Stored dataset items
=== Section Start ===
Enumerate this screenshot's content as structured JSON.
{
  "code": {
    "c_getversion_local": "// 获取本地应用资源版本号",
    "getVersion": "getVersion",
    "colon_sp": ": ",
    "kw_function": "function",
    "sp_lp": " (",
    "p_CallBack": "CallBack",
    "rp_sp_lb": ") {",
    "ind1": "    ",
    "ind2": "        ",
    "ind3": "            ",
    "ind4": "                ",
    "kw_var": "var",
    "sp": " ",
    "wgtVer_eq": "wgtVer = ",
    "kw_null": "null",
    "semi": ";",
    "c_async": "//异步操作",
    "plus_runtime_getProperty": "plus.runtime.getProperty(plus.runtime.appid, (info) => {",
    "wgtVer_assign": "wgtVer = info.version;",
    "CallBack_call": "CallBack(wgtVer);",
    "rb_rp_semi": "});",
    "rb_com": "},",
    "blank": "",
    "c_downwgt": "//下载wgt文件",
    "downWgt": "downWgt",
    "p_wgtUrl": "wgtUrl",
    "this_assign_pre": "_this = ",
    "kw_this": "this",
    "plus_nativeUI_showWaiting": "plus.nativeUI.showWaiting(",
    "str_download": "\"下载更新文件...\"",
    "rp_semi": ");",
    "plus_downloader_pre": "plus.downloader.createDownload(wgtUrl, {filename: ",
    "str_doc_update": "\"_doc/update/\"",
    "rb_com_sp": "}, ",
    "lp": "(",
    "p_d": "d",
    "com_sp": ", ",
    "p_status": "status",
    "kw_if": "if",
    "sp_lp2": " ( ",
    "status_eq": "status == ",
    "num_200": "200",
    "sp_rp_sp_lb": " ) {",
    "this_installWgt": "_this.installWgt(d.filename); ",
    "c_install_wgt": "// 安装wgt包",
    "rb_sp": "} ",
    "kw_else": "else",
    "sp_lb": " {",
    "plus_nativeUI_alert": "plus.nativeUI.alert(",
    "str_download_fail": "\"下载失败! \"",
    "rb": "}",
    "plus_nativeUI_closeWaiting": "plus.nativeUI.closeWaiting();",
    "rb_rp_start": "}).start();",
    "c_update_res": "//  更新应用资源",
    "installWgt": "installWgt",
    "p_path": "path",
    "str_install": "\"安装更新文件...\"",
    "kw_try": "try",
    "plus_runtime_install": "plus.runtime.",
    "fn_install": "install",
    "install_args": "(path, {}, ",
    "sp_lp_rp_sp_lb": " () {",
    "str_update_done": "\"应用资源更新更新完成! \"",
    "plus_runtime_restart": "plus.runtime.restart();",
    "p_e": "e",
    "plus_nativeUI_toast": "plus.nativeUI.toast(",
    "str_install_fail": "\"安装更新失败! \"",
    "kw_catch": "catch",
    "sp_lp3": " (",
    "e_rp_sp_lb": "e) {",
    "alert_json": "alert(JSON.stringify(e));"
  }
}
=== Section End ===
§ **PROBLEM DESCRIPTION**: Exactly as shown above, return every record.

§ **ANSWER BOX**:
Enumerate this screenshot's content as structured JSON.
{
  "code": {
    "c_getversion_local": "// 获取本地应用资源版本号",
    "getVersion": "getVersion",
    "colon_sp": ": ",
    "kw_function": "function",
    "sp_lp": " (",
    "p_CallBack": "CallBack",
    "rp_sp_lb": ") {",
    "ind1": "    ",
    "ind2": "        ",
    "ind3": "            ",
    "ind4": "                ",
    "kw_var": "var",
    "sp": " ",
    "wgtVer_eq": "wgtVer = ",
    "kw_null": "null",
    "semi": ";",
    "c_async": "//异步操作",
    "plus_runtime_getProperty": "plus.runtime.getProperty(plus.runtime.appid, (info) => {",
    "wgtVer_assign": "wgtVer = info.version;",
    "CallBack_call": "CallBack(wgtVer);",
    "rb_rp_semi": "});",
    "rb_com": "},",
    "blank": "",
    "c_downwgt": "//下载wgt文件",
    "downWgt": "downWgt",
    "p_wgtUrl": "wgtUrl",
    "this_assign_pre": "_this = ",
    "kw_this": "this",
    "plus_nativeUI_showWaiting": "plus.nativeUI.showWaiting(",
    "str_download": "\"下载更新文件...\"",
    "rp_semi": ");",
    "plus_downloader_pre": "plus.downloader.createDownload(wgtUrl, {filename: ",
    "str_doc_update": "\"_doc/update/\"",
    "rb_com_sp": "}, ",
    "lp": "(",
    "p_d": "d",
    "com_sp": ", ",
    "p_status": "status",
    "kw_if": "if",
    "sp_lp2": " ( ",
    "status_eq": "status == ",
    "num_200": "200",
    "sp_rp_sp_lb": " ) {",
    "this_installWgt": "_this.installWgt(d.filename); ",
    "c_install_wgt": "// 安装wgt包",
    "rb_sp": "} ",
    "kw_else": "else",
    "sp_lb": " {",
    "plus_nativeUI_alert": "plus.nativeUI.alert(",
    "str_download_fail": "\"下载失败! \"",
    "rb": "}",
    "plus_nativeUI_closeWaiting": "plus.nativeUI.closeWaiting();",
    "rb_rp_start": "}).start();",
    "c_update_res": "//  更新应用资源",
    "installWgt": "installWgt",
    "p_path": "path",
    "str_install": "\"安装更新文件...\"",
    "kw_try": "try",
    "plus_runtime_install": "plus.runtime.",
    "fn_install": "install",
    "install_args": "(path, {}, ",
    "sp_lp_rp_sp_lb": " () {",
    "str_update_done": "\"应用资源更新更新完成! \"",
    "plus_runtime_restart": "plus.runtime.restart();",
    "p_e": "e",
    "plus_nativeUI_toast": "plus.nativeUI.toast(",
    "str_install_fail": "\"安装更新失败! \"",
    "kw_catch": "catch",
    "sp_lp3": " (",
    "e_rp_sp_lb": "e) {",
    "alert_json": "alert(JSON.stringify(e));"
  }
}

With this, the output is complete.